Collection entries -
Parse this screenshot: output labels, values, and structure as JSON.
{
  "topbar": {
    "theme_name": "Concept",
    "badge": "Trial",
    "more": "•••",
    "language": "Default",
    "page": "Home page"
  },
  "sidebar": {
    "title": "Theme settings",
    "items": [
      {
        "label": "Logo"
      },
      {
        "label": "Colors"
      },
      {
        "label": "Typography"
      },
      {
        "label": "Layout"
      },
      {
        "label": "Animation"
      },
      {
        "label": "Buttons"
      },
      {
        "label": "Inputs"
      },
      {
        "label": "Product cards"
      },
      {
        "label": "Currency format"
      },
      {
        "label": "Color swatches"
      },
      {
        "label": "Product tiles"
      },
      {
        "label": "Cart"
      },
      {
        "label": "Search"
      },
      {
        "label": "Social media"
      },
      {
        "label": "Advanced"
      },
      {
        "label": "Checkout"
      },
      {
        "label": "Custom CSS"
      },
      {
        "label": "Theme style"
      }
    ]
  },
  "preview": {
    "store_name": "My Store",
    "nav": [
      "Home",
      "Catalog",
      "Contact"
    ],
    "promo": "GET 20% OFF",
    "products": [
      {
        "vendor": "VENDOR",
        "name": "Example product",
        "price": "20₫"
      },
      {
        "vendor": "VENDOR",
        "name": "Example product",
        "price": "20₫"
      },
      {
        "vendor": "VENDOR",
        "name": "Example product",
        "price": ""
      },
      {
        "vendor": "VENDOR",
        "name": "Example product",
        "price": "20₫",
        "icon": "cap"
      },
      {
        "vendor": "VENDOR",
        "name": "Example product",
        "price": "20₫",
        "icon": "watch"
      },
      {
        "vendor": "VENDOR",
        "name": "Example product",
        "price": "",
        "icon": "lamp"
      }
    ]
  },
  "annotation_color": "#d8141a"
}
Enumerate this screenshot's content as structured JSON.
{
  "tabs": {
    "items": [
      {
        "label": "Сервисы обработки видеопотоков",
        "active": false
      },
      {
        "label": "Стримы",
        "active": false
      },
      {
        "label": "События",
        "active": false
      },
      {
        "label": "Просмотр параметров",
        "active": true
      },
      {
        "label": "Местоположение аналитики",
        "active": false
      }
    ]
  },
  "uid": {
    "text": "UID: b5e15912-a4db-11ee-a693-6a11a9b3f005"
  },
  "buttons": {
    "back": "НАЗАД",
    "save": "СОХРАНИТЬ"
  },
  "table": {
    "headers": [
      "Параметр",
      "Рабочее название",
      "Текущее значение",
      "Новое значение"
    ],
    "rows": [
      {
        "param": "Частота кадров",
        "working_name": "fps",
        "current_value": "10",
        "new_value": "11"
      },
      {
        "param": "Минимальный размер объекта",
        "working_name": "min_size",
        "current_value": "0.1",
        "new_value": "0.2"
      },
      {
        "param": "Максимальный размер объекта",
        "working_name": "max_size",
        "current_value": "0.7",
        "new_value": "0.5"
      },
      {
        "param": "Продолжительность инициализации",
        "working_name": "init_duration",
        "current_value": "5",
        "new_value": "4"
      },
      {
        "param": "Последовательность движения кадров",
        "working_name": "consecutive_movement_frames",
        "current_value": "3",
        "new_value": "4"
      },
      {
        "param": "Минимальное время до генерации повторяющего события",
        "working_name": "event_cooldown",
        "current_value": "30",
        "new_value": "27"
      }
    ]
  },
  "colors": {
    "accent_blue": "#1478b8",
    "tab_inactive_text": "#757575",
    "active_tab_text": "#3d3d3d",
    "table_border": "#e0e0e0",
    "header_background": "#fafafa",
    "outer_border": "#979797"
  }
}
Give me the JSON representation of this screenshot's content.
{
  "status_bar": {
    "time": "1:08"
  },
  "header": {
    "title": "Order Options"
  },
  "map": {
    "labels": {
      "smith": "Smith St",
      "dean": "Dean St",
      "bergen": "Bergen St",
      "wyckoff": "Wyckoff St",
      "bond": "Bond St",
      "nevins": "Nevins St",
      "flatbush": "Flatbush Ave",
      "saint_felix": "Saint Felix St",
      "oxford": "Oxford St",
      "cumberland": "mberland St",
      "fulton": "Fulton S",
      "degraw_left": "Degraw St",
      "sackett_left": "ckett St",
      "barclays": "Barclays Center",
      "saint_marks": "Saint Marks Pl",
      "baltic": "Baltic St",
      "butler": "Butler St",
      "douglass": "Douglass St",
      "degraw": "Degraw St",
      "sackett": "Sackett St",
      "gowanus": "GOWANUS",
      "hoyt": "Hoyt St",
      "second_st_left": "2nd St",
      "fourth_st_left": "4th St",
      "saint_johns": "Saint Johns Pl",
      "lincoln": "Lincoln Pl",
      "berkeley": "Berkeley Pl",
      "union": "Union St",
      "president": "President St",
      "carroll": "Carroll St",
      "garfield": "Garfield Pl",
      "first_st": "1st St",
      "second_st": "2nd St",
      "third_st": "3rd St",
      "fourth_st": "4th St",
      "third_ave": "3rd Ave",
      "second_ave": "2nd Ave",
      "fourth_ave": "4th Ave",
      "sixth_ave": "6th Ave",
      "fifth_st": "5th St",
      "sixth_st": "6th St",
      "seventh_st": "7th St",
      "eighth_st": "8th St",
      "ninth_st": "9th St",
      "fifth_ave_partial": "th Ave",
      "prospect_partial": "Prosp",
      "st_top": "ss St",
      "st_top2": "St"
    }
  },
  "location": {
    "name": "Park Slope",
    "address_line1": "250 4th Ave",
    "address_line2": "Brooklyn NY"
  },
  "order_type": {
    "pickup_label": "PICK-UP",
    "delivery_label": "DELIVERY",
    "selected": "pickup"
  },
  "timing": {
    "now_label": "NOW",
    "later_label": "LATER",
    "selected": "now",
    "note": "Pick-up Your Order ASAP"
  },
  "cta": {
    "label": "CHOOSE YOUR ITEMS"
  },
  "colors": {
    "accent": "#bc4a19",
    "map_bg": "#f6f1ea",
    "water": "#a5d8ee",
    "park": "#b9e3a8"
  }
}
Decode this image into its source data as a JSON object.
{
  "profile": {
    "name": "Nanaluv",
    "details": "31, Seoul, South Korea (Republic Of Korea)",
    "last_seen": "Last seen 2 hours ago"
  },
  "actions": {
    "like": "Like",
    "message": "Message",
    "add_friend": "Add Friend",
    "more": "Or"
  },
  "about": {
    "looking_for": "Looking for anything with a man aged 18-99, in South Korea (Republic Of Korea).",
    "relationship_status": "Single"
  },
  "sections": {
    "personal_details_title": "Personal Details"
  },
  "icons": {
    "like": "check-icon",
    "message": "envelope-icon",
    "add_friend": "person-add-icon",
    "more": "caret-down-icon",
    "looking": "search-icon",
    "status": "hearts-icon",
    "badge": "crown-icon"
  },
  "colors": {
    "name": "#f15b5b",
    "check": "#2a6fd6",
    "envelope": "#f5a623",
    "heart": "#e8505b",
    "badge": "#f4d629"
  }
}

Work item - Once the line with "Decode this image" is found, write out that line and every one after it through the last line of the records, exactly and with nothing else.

Solution to the exercise -
Decode this image into its source data as a JSON object.
{
  "profile": {
    "name": "Nanaluv",
    "details": "31, Seoul, South Korea (Republic Of Korea)",
    "last_seen": "Last seen 2 hours ago"
  },
  "actions": {
    "like": "Like",
    "message": "Message",
    "add_friend": "Add Friend",
    "more": "Or"
  },
  "about": {
    "looking_for": "Looking for anything with a man aged 18-99, in South Korea (Republic Of Korea).",
    "relationship_status": "Single"
  },
  "sections": {
    "personal_details_title": "Personal Details"
  },
  "icons": {
    "like": "check-icon",
    "message": "envelope-icon",
    "add_friend": "person-add-icon",
    "more": "caret-down-icon",
    "looking": "search-icon",
    "status": "hearts-icon",
    "badge": "crown-icon"
  },
  "colors": {
    "name": "#f15b5b",
    "check": "#2a6fd6",
    "envelope": "#f5a623",
    "heart": "#e8505b",
    "badge": "#f4d629"
  }
}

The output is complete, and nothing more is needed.